The Tsarnaev brothers weren't the first terrorists to target Times Square and fail. In 2010, a crude car bomb place in an abandoned Nissan Pathfinder prompted the evacuation of thousands of people over what turned out to be an unsuccessful terror plot.
The bomber, Faisal Shahzad, a Pakistani-born American, was arrested and charged with multiple counts on terrorism-related charges. During his trial, Shahzad showed no remorse for his actions, and was sentenced to life in prison without the possibility of parole.
After the attempt by underwear bomber, airport security began using backscatter X-ray machines.
Some terror plots are foiled simply by sheer luck.
During Christmas 2009, Umar Farouk Abdulmutallab, now infamous as the underwear bomber, nearly succeeded in his plot to detonate plastic explosive he had concealed in his underwear aboard a flight from Amsterdam's Schipol airport to Detroit, Michigan.
Trained and equipped by al Qaeda, Abdulmutallab claimed at his trial that he was "proud to kill in the name of God." Abdulmutallab received multiple life sentences for the attempted attack.
Abdul Kadir, one of the JFK airport bomb plotters, is led out of court.
In 2007, Islamist terrorists targeted another major New York City landmark, John F. Kennedy airport. A group of four men, three from Guyana and one from Trinidad and Tobago, had targeted airplane fuel tanks and pipelines to carry out an explosive attack.

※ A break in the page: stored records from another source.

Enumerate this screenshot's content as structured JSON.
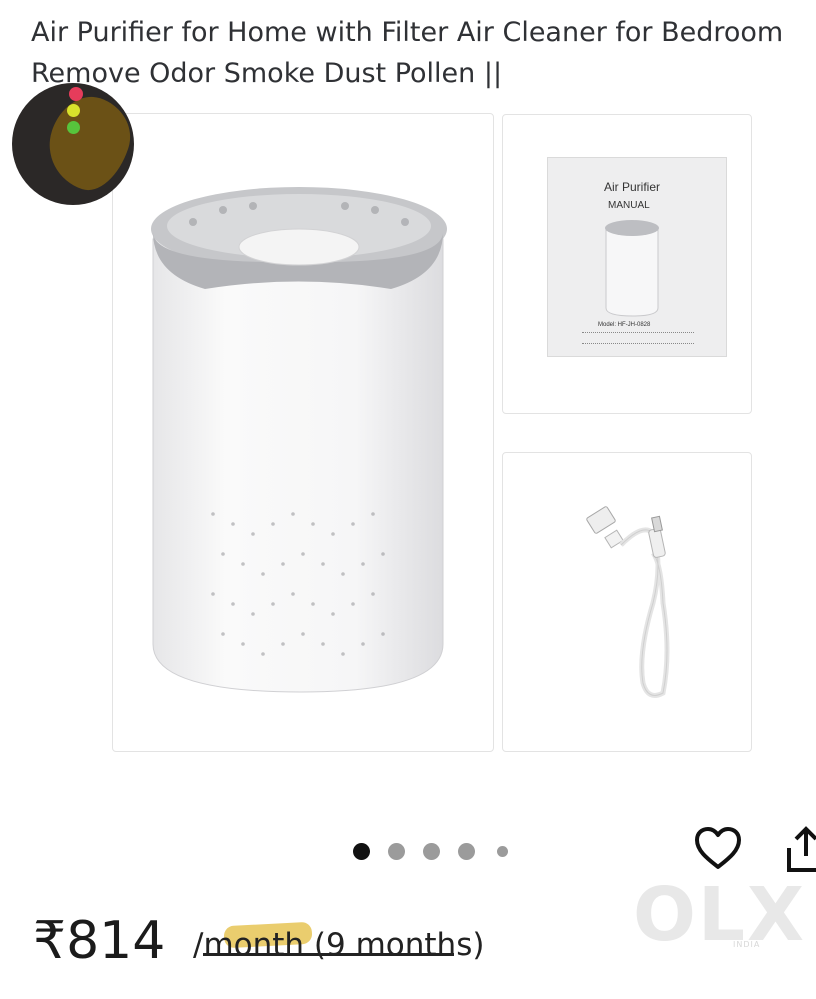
{
  "product": {
    "title_line1": "Air Purifier for Home with Filter Air Cleaner for Bedroom",
    "title_line2": "Remove Odor Smoke Dust Pollen ||",
    "images": [
      {
        "name": "main-photo"
      },
      {
        "name": "manual-photo",
        "manual_title": "Air Purifier",
        "manual_subtitle": "MANUAL",
        "manual_model": "Model: HF-JH-0828"
      },
      {
        "name": "cable-photo"
      }
    ]
  },
  "carousel": {
    "count": 5,
    "active_index": 0
  },
  "price": {
    "amount": "₹814",
    "per_prefix": "/",
    "per_struck": "month (9 months",
    "per_suffix": ")"
  },
  "watermark": {
    "brand": "OLX",
    "region": "INDIA"
  },
  "colors": {
    "title": "#2f3135",
    "border": "#e3e3e3",
    "active_dot": "#111111",
    "inactive_dot": "#9b9b9b",
    "highlight": "#e5c04a"
  },
  "icons": [
    "heart-icon",
    "share-icon"
  ]
}
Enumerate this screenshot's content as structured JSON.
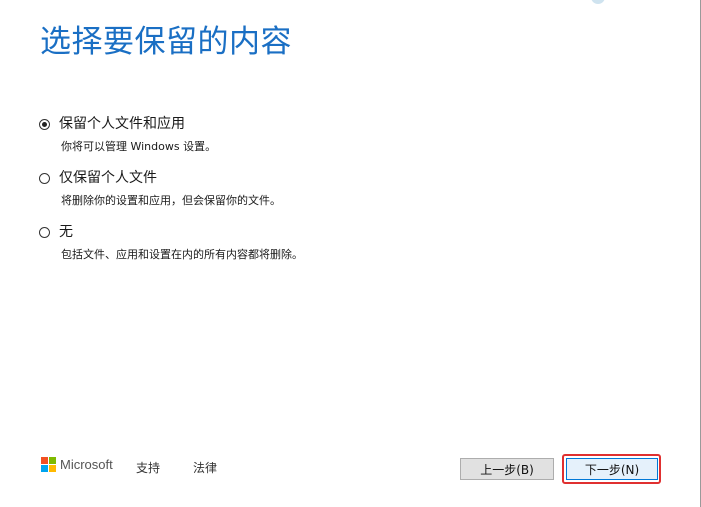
{
  "page": {
    "title": "选择要保留的内容"
  },
  "options": [
    {
      "label": "保留个人文件和应用",
      "description": "你将可以管理 Windows 设置。",
      "checked": true
    },
    {
      "label": "仅保留个人文件",
      "description": "将删除你的设置和应用，但会保留你的文件。",
      "checked": false
    },
    {
      "label": "无",
      "description": "包括文件、应用和设置在内的所有内容都将删除。",
      "checked": false
    }
  ],
  "footer": {
    "brand": "Microsoft",
    "support_link": "支持",
    "legal_link": "法律",
    "back_button": "上一步(B)",
    "next_button": "下一步(N)"
  },
  "colors": {
    "title_blue": "#1a6fc4",
    "highlight_red": "#e03030",
    "ms_red": "#f25022",
    "ms_green": "#7fba00",
    "ms_blue": "#00a4ef",
    "ms_yellow": "#ffb900"
  }
}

According to officials and documents released on the case, the plotters didn't have any ties to al Qaeda or other prominent terror groups, and their operation hadn't gone beyond the planning stages.
Terrorists targeted planes leaving London's Heathrow airport.

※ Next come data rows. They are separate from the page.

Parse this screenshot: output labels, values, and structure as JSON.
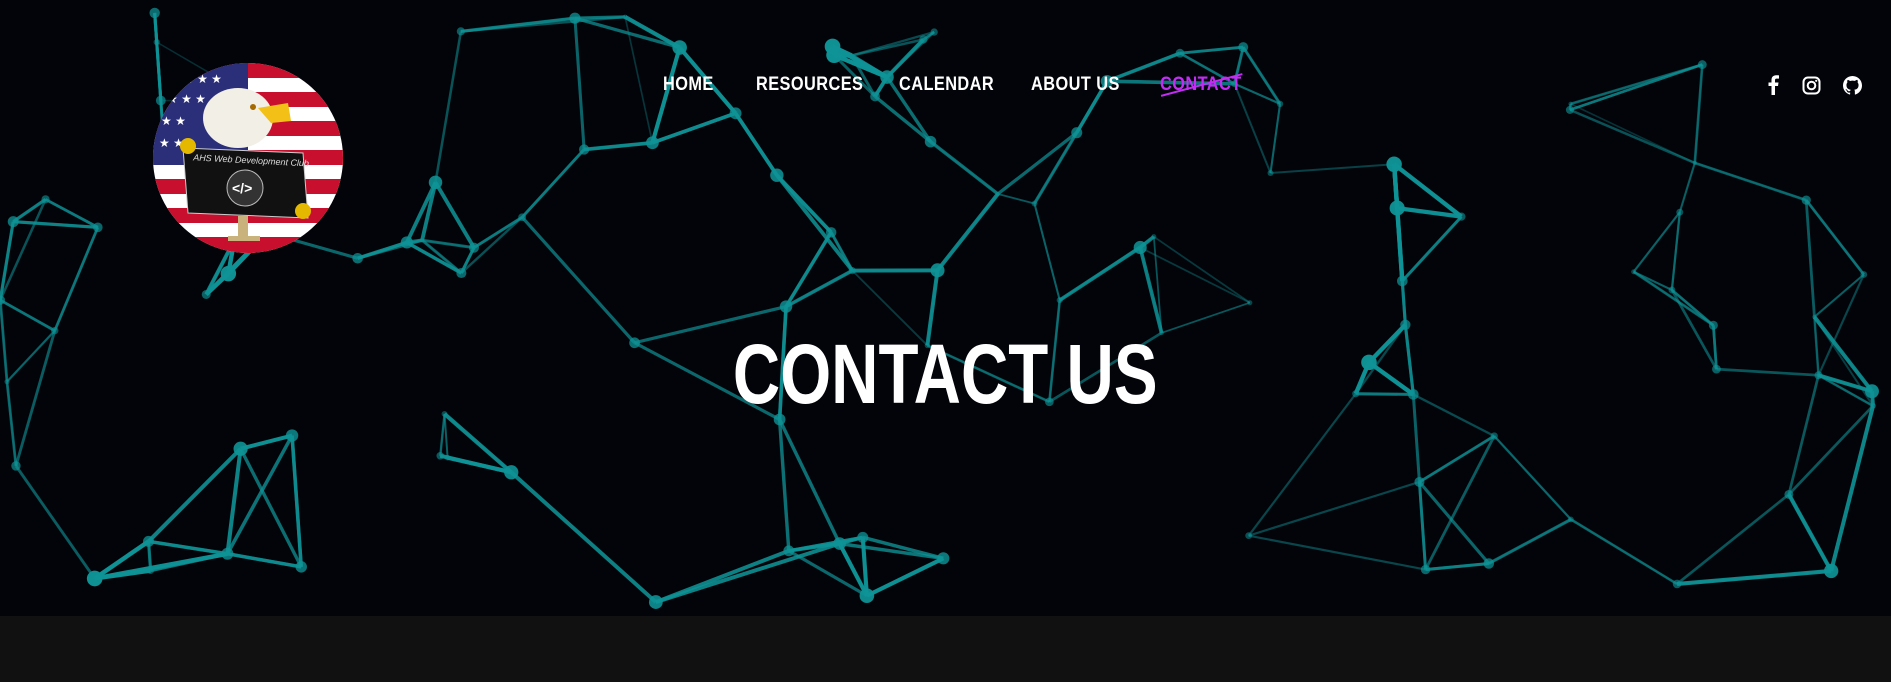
{
  "logo": {
    "alt_text": "AHS Web Development Club",
    "symbol": "</>"
  },
  "nav": {
    "items": [
      {
        "label": "HOME",
        "active": false
      },
      {
        "label": "RESOURCES",
        "active": false
      },
      {
        "label": "CALENDAR",
        "active": false
      },
      {
        "label": "ABOUT US",
        "active": false
      },
      {
        "label": "CONTACT",
        "active": true
      }
    ]
  },
  "social": [
    "facebook-icon",
    "instagram-icon",
    "github-icon"
  ],
  "hero": {
    "title": "CONTACT US"
  },
  "colors": {
    "accent": "#c32cf4",
    "network": "#0f9396",
    "background": "#03040a",
    "band": "#111111"
  }
}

In 2006, 24 suicide bombers planned to pack their carry-on luggage full of liquid explosives, carry them on flights bound from London to the United States and use them mid-flight. According to U.S. officials, the explosives were made of a peroxide-based solution that had to be assembled on-board and could detonate them with just about any simple portable electronic device, as reported by NPR.
An operation led by British police over several months led to the capture of the terrorists a mere two weeks before they planned on executing their plot.
High value targets like the New York Stock Exchange can attract the attention of terrorists.
In 2004, Dhiren Barot, a British al Qaeda operative, plotted to bomb the New York Stock Exchange, the World Bank and several high-end hotels in London, among other targets. Barot's plan was to leave limousines packed with explosives in the underground garages of these buildings to carry out his attack. Barot also had plans to fabricate a so-called "dirty bomb," an explosive that contains radioactive material.
Barot was sentenced to life in prison for his plans to commit mass murder.
Iyman Faris proved to be useful to investigators after confessing to a bomb plot.
In 2003, an al Qaeda operative, Ohio trucker Iyman Faris, a Pakistani-born American, intended to bring down Brooklyn Bridge. Faris received special training on making explosives specifically for suspension bridges, according to an Egyptian detainee named Tariq Mahmoud Ahmed al Sawah during an interrogation with U.S. intelligence.
Upon receiving a visit from the FBI over his contacts with al Qaeda, Faris confessed to the plot, and cooperated with investigators. At his trial that same year, Faris was sentenced to 20 years in prison.
Anytime you have to take your shoes off in a security line at the airport, remember that this man, Richard Reid, is the reason why.
Sometimes terror plots can be disrupted by the very people that might otherwise have been victims.
In 2001, just three months after the attacks of September 11, Richard Reid, an al-Qaeda-trained British citizen, boarded American Airlines flight 63 from Paris to Miami and attempted to detonate a shoe packed with explosive materials. Noticing his unusual behavior, passengers subdued Reid before he could succeed, and the plane landed safely at Boston's Logan airport.
Reid was sentenced to life in prison without the possibility of parole in 2002, and is serving his time in a federal supermax facility.